What the task requires :: For the records that follow, return only the count of lines containing the string "legend".

Stored data entries:
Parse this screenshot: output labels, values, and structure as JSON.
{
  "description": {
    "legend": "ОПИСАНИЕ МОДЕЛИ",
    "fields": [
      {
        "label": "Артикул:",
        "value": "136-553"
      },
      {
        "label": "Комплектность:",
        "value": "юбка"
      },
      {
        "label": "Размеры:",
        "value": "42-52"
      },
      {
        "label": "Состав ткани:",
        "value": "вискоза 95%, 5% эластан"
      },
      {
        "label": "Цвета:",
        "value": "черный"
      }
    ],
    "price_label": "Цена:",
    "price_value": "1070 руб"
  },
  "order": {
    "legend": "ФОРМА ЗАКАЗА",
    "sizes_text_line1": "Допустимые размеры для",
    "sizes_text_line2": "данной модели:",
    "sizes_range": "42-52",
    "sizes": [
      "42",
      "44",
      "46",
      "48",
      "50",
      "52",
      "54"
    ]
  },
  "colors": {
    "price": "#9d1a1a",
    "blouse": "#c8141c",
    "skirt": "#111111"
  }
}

Answer below :: 2